Component data from apps and pages:
───

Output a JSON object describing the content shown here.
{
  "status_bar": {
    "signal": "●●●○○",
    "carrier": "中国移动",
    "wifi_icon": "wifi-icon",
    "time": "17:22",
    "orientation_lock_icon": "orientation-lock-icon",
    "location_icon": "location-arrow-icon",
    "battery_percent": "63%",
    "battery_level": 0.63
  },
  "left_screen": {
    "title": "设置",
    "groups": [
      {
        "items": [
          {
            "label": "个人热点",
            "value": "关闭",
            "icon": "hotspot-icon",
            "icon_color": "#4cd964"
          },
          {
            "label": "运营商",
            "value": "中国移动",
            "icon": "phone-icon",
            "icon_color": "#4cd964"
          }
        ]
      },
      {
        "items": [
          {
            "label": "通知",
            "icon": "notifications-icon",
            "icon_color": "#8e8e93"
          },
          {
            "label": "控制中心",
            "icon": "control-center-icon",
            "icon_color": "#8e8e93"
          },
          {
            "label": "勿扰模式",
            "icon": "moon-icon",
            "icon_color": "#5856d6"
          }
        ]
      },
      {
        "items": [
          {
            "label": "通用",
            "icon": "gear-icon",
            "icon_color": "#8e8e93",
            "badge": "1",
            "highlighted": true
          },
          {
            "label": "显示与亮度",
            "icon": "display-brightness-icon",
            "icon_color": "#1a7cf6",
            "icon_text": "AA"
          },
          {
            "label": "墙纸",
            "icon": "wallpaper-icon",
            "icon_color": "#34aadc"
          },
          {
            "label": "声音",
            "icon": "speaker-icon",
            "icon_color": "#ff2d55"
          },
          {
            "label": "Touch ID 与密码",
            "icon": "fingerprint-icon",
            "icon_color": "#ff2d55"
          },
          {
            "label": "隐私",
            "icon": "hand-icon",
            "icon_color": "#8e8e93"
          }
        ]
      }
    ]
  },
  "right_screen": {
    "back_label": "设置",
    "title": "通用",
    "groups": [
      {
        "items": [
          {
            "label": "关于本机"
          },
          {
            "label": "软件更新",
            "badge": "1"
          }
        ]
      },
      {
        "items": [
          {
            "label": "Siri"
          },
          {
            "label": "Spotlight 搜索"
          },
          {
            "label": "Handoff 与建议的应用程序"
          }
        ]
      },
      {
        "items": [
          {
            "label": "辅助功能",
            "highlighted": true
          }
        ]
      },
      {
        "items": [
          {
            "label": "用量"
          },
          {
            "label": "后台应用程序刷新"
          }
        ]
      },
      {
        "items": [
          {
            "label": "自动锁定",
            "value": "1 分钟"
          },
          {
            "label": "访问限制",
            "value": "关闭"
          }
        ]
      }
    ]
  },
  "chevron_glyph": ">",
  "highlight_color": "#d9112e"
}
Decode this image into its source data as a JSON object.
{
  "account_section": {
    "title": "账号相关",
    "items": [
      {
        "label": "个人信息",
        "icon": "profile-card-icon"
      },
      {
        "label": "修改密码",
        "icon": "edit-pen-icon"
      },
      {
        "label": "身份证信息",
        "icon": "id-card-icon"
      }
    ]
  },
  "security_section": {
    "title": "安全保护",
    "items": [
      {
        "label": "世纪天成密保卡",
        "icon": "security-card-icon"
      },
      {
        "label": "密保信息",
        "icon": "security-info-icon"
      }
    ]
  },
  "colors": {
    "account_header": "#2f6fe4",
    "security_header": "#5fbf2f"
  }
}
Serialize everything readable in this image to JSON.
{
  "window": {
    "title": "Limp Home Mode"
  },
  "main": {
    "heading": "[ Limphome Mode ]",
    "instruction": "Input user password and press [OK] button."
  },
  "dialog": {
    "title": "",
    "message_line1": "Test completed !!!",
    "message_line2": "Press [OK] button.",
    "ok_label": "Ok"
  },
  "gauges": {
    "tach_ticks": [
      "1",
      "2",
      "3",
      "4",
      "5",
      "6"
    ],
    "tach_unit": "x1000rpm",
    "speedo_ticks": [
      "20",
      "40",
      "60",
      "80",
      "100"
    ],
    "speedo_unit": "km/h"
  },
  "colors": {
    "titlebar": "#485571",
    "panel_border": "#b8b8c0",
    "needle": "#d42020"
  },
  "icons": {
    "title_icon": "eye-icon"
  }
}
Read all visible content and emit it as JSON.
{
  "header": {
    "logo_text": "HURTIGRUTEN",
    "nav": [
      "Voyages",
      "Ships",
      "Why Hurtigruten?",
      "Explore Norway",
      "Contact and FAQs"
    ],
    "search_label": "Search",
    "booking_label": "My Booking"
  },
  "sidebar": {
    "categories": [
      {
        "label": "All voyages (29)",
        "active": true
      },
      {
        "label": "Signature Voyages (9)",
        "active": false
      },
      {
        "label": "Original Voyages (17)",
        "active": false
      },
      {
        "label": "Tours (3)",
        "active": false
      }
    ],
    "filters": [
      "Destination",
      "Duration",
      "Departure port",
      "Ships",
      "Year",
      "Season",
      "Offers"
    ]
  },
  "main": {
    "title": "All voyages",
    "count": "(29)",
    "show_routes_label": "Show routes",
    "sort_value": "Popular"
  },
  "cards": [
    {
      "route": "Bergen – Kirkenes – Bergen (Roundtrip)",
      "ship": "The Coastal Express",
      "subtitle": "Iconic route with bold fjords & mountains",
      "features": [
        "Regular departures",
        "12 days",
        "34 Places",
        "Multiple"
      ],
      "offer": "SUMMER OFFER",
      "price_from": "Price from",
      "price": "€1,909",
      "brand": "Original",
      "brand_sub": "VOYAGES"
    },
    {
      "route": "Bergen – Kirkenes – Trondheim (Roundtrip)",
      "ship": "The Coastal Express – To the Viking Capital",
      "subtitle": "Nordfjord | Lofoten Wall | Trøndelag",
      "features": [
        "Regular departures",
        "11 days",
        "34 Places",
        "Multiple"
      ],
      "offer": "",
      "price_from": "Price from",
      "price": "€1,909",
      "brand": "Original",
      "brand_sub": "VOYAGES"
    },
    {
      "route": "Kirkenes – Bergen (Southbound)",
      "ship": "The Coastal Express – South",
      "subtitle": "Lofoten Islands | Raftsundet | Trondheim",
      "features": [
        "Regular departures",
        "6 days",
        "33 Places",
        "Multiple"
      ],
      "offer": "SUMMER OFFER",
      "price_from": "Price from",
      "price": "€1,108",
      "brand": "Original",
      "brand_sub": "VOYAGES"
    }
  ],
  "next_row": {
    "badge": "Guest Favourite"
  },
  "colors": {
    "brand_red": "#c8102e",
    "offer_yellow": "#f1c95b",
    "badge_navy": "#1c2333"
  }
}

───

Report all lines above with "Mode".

    "title": "Limp Home Mode"
    "heading": "[ Limphome Mode ]",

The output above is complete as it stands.